## WORK ITEM
Repeat all of the records word for word, but skip any picture.

[[ MATERIAL PROVIDED, beginning ]]

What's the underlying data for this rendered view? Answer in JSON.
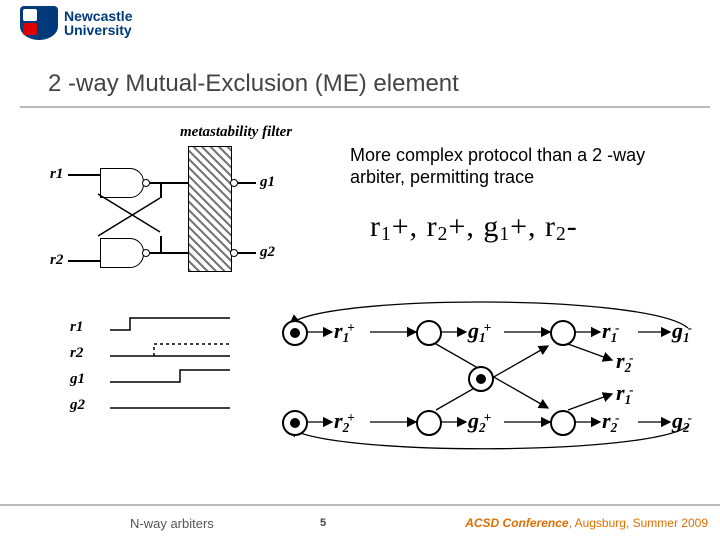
{
  "university": {
    "line1": "Newcastle",
    "line2": "University"
  },
  "title": "2 -way Mutual-Exclusion (ME) element",
  "description": "More complex protocol than a 2 -way arbiter, permitting trace",
  "trace_parts": {
    "r1": "r",
    "p": "+, ",
    "r2": "r",
    "g1": "g",
    "r2m": "r",
    "minus": "-"
  },
  "circuit": {
    "filter_label": "metastability filter",
    "inputs": {
      "r1": "r1",
      "r2": "r2"
    },
    "outputs": {
      "g1": "g1",
      "g2": "g2"
    }
  },
  "timing_labels": [
    "r1",
    "r2",
    "g1",
    "g2"
  ],
  "petri": {
    "labels": [
      "r1+",
      "g1+",
      "r1-",
      "g1-",
      "r2-",
      "r1-",
      "r2+",
      "g2+",
      "r2-",
      "g2-"
    ]
  },
  "footer": {
    "left": "N-way arbiters",
    "page": "5",
    "conf": "ACSD Conference",
    "loc": ", Augsburg, Summer 2009"
  }
}
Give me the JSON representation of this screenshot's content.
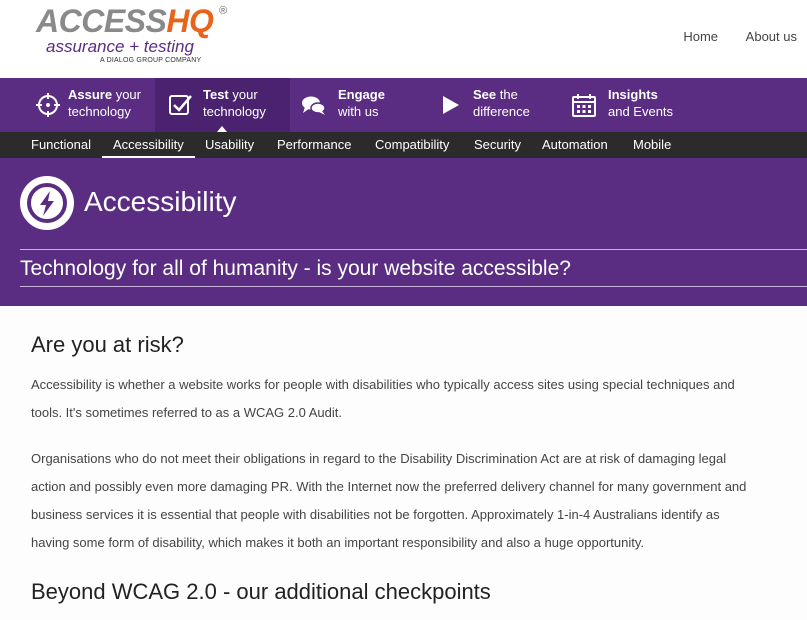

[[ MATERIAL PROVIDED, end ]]

## WRITTEN RESPONSE
What's the underlying data for this rendered view? Answer in JSON.
{
  "university": {
    "line1": "Newcastle",
    "line2": "University"
  },
  "title": "2 -way Mutual-Exclusion (ME) element",
  "description": "More complex protocol than a 2 -way arbiter, permitting trace",
  "trace_parts": {
    "r1": "r",
    "p": "+, ",
    "r2": "r",
    "g1": "g",
    "r2m": "r",
    "minus": "-"
  },
  "circuit": {
    "filter_label": "metastability filter",
    "inputs": {
      "r1": "r1",
      "r2": "r2"
    },
    "outputs": {
      "g1": "g1",
      "g2": "g2"
    }
  },
  "timing_labels": [
    "r1",
    "r2",
    "g1",
    "g2"
  ],
  "petri": {
    "labels": [
      "r1+",
      "g1+",
      "r1-",
      "g1-",
      "r2-",
      "r1-",
      "r2+",
      "g2+",
      "r2-",
      "g2-"
    ]
  },
  "footer": {
    "left": "N-way arbiters",
    "page": "5",
    "conf": "ACSD Conference",
    "loc": ", Augsburg, Summer 2009"
  }
}
Give me the JSON representation of this screenshot's content.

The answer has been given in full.